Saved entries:
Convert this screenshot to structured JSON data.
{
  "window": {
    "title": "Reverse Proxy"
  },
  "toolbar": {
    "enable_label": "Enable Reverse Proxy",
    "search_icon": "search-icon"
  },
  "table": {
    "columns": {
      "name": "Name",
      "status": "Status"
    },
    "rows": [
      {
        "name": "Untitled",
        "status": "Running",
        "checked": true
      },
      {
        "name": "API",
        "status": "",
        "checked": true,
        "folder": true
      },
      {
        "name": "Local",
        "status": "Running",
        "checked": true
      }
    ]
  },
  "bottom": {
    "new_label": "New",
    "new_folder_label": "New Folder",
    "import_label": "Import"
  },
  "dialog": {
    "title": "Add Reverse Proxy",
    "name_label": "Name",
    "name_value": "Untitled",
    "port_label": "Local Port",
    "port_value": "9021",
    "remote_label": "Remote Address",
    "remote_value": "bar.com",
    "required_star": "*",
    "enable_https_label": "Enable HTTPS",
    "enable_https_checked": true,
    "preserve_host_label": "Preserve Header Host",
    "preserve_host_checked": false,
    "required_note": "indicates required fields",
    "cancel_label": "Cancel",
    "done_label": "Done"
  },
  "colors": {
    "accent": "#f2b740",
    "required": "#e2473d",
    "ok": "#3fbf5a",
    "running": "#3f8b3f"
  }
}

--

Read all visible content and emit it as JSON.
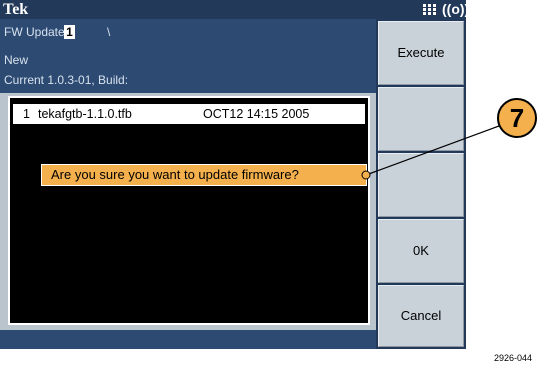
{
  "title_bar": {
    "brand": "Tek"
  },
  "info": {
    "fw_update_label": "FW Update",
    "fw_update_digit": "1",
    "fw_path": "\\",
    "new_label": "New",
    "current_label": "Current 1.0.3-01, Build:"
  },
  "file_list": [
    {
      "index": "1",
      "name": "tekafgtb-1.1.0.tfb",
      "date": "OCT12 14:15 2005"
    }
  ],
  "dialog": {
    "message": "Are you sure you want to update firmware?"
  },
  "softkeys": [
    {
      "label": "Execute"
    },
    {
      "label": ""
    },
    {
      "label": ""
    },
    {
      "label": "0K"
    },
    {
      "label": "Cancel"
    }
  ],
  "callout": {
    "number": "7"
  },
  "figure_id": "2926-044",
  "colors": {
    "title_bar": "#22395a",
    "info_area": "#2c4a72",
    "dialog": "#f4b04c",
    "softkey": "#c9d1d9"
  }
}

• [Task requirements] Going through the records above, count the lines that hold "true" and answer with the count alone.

• [Problem solution] 5